Despite the place being jammed pack with customers and me was laden with orders, me coolly put down me tray and launched into an attack on this unfortunate soul who was telling her companions how silly men were for wasting time on such frivolous matters.

“How dare you belittle this beautiful game as mindless nonsense when you ladies lose all sense of reason & perspective when faced with four simple letters – S.A.L.E!” At which point her dining companions which included her hubby gave me a round of applause. Yes, me knows it sounds self-righteous-as-fook but all too often we have to listen to non-converts dole out such gems that me feels compelled to retort.

Why can’t they appreciate the excitement and unpredictability that is sports when they stay glued to vacuous soaps?
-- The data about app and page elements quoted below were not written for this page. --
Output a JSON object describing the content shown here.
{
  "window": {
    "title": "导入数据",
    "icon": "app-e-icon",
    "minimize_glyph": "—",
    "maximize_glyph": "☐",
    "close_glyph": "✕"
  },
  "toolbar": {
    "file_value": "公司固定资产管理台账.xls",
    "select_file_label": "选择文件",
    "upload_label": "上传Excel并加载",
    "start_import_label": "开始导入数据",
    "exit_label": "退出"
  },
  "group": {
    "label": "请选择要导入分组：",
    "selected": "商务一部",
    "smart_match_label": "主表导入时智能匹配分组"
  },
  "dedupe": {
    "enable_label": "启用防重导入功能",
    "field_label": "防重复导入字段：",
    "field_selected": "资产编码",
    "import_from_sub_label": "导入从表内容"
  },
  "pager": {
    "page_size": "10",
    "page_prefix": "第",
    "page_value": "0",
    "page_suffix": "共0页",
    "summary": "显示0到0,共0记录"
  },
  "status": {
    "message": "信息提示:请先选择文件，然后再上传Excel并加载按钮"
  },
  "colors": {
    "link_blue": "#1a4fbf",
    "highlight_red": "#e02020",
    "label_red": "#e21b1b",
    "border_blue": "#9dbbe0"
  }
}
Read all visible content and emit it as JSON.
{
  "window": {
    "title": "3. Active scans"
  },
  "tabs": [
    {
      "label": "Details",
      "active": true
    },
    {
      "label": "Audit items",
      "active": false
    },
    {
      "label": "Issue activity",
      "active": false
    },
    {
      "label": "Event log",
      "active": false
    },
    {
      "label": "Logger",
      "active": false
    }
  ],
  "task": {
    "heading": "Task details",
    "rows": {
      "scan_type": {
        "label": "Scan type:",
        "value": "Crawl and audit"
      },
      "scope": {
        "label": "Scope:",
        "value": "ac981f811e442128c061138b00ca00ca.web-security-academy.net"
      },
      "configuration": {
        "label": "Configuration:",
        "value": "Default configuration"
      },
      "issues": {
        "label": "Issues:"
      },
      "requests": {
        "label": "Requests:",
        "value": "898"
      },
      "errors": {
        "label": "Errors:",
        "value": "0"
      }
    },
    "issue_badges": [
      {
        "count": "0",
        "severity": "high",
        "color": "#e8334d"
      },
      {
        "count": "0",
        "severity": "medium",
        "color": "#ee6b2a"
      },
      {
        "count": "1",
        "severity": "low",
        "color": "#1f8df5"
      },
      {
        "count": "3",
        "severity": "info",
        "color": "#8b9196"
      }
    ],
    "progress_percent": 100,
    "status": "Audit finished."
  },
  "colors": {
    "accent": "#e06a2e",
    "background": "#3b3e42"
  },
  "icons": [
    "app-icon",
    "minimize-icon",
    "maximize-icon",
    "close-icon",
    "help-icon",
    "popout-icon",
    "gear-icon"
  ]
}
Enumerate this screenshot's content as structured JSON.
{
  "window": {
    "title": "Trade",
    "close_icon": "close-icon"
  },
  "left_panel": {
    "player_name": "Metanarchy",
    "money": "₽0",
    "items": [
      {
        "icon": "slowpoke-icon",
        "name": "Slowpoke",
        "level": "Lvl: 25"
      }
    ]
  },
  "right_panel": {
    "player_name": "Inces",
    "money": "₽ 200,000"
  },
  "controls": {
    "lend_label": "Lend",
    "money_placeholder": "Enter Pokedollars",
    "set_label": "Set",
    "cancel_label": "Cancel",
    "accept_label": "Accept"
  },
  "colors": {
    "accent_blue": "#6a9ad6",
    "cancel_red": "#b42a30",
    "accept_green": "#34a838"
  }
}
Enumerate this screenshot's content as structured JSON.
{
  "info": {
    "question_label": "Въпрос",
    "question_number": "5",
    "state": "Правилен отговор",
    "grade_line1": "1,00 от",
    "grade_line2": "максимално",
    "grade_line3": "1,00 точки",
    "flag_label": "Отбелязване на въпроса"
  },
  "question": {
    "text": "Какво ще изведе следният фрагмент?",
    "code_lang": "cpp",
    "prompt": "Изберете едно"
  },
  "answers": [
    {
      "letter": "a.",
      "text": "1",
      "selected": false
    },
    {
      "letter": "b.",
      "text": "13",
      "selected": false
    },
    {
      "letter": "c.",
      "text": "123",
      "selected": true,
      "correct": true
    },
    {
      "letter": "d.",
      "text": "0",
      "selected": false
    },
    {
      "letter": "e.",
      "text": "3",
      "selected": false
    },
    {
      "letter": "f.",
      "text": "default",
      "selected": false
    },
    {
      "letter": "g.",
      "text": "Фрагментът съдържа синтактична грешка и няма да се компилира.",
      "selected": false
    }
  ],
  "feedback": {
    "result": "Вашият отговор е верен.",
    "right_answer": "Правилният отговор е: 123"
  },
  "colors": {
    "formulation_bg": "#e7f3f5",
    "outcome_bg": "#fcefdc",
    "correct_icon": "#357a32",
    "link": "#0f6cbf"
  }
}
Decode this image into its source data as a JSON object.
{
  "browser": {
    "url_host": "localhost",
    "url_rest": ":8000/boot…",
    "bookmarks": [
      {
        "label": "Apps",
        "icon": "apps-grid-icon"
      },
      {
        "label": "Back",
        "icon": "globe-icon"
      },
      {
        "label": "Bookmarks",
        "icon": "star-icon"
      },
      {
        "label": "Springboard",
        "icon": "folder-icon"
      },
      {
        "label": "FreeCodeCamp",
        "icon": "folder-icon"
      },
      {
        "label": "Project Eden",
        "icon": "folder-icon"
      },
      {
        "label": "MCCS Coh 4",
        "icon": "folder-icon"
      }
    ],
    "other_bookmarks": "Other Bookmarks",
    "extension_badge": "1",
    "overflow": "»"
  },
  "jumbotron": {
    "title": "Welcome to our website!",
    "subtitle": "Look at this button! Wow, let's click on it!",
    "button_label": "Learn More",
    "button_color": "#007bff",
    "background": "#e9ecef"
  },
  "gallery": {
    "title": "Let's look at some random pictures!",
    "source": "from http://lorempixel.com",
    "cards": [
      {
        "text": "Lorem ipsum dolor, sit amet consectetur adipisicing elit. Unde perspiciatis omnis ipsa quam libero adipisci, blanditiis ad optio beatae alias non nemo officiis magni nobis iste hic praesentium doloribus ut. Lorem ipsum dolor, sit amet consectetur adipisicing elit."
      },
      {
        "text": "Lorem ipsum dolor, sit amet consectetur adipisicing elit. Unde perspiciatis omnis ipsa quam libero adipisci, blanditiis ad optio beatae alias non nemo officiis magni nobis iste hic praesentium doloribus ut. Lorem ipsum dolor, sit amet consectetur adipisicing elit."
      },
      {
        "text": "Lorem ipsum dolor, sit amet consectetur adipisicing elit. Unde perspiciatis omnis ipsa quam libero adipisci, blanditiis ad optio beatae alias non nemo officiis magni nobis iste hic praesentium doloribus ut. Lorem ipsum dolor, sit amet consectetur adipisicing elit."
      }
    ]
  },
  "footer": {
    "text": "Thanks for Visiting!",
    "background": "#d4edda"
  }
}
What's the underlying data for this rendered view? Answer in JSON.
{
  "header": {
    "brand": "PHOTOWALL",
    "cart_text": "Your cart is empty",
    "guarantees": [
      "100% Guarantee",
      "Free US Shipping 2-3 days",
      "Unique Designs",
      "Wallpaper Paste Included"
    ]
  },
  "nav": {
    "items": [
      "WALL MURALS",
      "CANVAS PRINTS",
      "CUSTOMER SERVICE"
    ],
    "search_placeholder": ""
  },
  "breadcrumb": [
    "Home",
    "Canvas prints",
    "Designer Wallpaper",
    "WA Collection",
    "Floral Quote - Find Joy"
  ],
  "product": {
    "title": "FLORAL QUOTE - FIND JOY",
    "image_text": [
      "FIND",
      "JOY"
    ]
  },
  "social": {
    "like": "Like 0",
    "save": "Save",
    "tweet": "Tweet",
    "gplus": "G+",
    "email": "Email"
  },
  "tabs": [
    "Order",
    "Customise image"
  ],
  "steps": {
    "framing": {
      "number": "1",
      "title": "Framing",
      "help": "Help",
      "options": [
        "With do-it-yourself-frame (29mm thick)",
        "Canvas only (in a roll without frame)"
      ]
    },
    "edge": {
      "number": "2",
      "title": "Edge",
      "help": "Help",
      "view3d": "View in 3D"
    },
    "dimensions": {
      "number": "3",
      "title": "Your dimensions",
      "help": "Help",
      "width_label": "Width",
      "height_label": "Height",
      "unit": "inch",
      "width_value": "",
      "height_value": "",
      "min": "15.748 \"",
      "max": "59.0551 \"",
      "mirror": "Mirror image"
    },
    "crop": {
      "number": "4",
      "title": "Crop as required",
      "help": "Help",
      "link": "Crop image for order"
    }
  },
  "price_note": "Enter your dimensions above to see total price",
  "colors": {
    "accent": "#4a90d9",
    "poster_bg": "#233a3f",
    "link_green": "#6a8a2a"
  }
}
Do they not realise that aside from sainthood, this is the closest thing a person can do to achieve immortality of sorts? Don’t believe me? Why are the names Garrincha, Puskas and Moore still talked about in such revered tones long after their owners have left their mortal coil.

Of course, many will try to defend their position by saying they can’t understand the hullabaloo when it is only a game. ONLY . . . A . . . GAME.

Again, their pig-ignorance fails to recognise the social importance football has on society. They will have failed to see how Zvonimir Boban became a national icon when he openly assaulted policemen who were beating on Croatian supporters at a Dinamo Zagreb v Red Star Belgrade game just before the Balkan states imploded into civil war.

Why is Maradona revered in his homeland when he openly cheated on the biggest stage of all? Because he single-handedly (yes, pun fully intended) buried the shame and humiliation a nation felt at their defeat in the Falklands War.

The above examples are perfect illustrations of George Orwell’s description of sports being war minus the weapons. But instead of revelling in the game’s ability to foster notions of nationhood, patriotism and even revolution, these ignoramuses prefer to see it as Neanderthals banging on the big drum of tribalism.

And if they had bothered to watch the fascinating documentary series on Astro’s ch804 called ‘International Football Rivalries’, they will note that Czechs and Slovaks are openly suspicious of each other but will countenance reunification only because the national football team would be in better shape!

Do these people not comprehend what it means to score in a World Cup final? One of the most enduring images me recalls is from the 1982 edition when Marco Tardelli reeled away bug-eyed with euphoria after his goal sent Italy on their way to their third crown. Such was the emotion that the term ‘Tardelli cry’ has entered the popular lexicon of Italy – meaning ‘unbridled joy’ or ‘crazy celebrations’. How’s that for cementing your place in folklore?

Me fully understands that not everyone appreciates the game but instead of spewing gormless sayings as the one above, they might do well to ponder on French Nobel Laureate Albert Camus’s altogether more meaningful quote -

“All that I know most surely about morality and obligations I owe to football."

Here’s to everyone enjoying the Copa Mundial in peace . . .

ps: me knows women (eg wifey) who know their shit who are, of course, NOT the target of this tirade . . .